• WHAT IS REQUIRED
When a line of the entries contains "title", please list that line.

[Records contained in a dataset]
○ ○ ○

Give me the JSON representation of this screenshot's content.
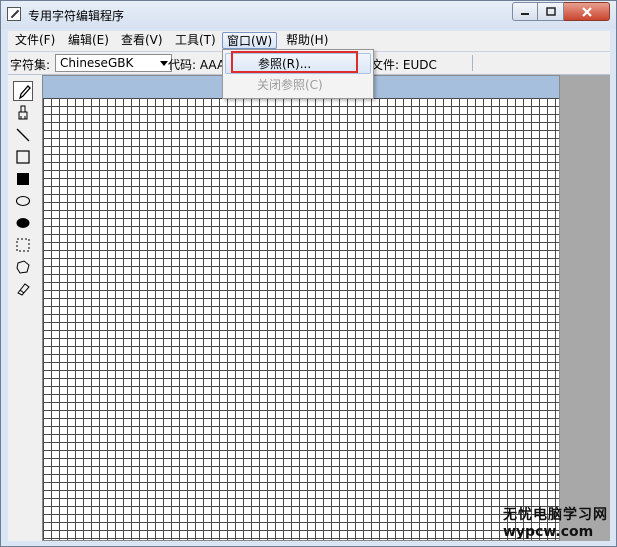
{
  "window": {
    "title": "专用字符编辑程序"
  },
  "menubar": {
    "items": [
      {
        "label": "文件(F)"
      },
      {
        "label": "编辑(E)"
      },
      {
        "label": "查看(V)"
      },
      {
        "label": "工具(T)"
      },
      {
        "label": "窗口(W)"
      },
      {
        "label": "帮助(H)"
      }
    ]
  },
  "toolbar": {
    "charset_label": "字符集:",
    "charset_value": "ChineseGBK",
    "code_label": "代码: AAA",
    "file_label": "文件: EUDC"
  },
  "dropdown": {
    "items": [
      {
        "label": "参照(R)...",
        "enabled": true
      },
      {
        "label": "关闭参照(C)",
        "enabled": false
      }
    ]
  },
  "tools": [
    "pencil-icon",
    "brush-icon",
    "line-icon",
    "hollow-rectangle-icon",
    "filled-rectangle-icon",
    "hollow-ellipse-icon",
    "filled-ellipse-icon",
    "rect-select-icon",
    "freeform-select-icon",
    "eraser-icon"
  ],
  "watermark": {
    "line1": "无忧电脑学习网",
    "line2": "wypcw.com"
  },
  "colors": {
    "highlight_box": "#e02b2b",
    "grid_header": "#a5bfdd",
    "right_panel": "#a8a8a8"
  }
}
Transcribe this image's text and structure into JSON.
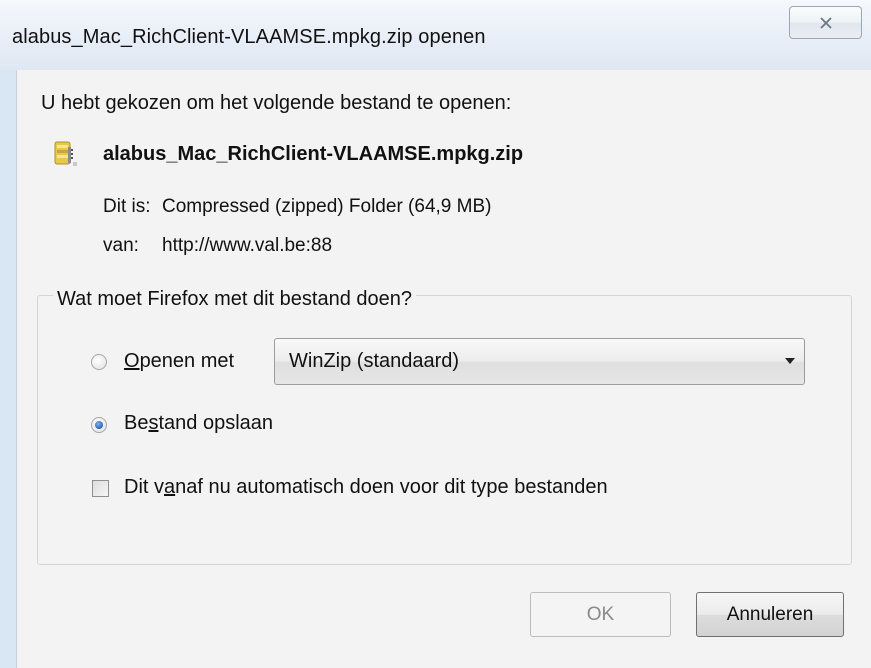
{
  "window": {
    "title": "alabus_Mac_RichClient-VLAAMSE.mpkg.zip openen",
    "close_icon": "close-x-icon"
  },
  "dialog": {
    "intro": "U hebt gekozen om het volgende bestand te openen:",
    "file_icon": "zip-archive-icon",
    "filename": "alabus_Mac_RichClient-VLAAMSE.mpkg.zip",
    "type_label": "Dit is:",
    "type_value": "Compressed (zipped) Folder (64,9 MB)",
    "source_label": "van:",
    "source_value": "http://www.val.be:88"
  },
  "action_group": {
    "legend": "Wat moet Firefox met dit bestand doen?",
    "open_with": {
      "label_pre": "",
      "label_accel": "O",
      "label_post": "penen met",
      "checked": false,
      "selected_app": "WinZip (standaard)"
    },
    "save_file": {
      "label_pre": "Be",
      "label_accel": "s",
      "label_post": "tand opslaan",
      "checked": true
    },
    "auto_checkbox": {
      "label_pre": "Dit v",
      "label_accel": "a",
      "label_post": "naf nu automatisch doen voor dit type bestanden",
      "checked": false
    }
  },
  "buttons": {
    "ok": "OK",
    "cancel": "Annuleren"
  }
}
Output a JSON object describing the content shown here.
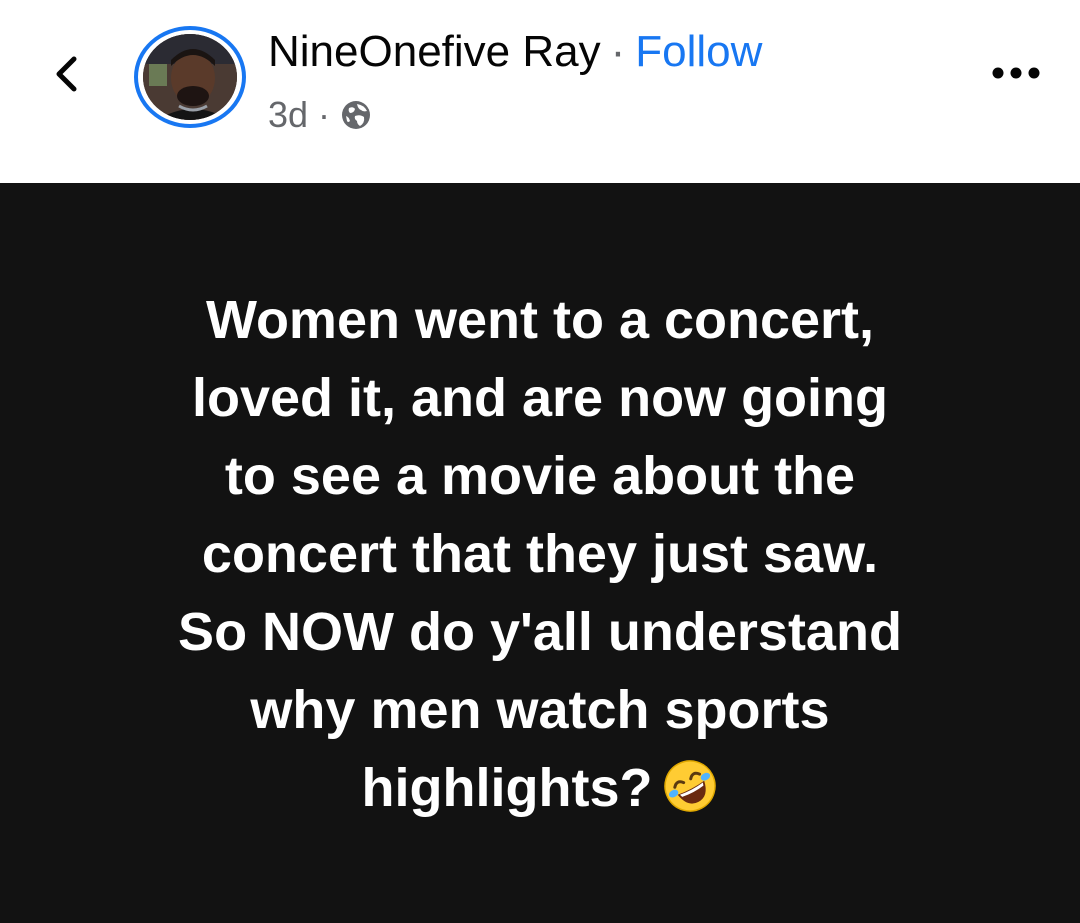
{
  "header": {
    "back_icon": "chevron-left-icon",
    "author_name": "NineOnefive Ray",
    "separator": "·",
    "follow_label": "Follow",
    "time": "3d",
    "meta_separator": "·",
    "privacy_icon": "globe-icon",
    "more_icon": "more-options-icon",
    "accent_color": "#1877f2"
  },
  "post": {
    "background_color": "#121212",
    "text_color": "#ffffff",
    "lines": [
      "Women went to a concert,",
      "loved it, and are now going",
      "to see a movie about the",
      "concert that they just saw.",
      "So NOW do y'all understand",
      "why men watch sports",
      "highlights?"
    ],
    "emoji": "rolling-on-floor-laughing-emoji"
  }
}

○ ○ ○

• OUTPUT BELOW
    "title": "专用字符编辑程序"
    "title": "alabus_Mac_RichClient-VLAAMSE.mpkg.zip openen",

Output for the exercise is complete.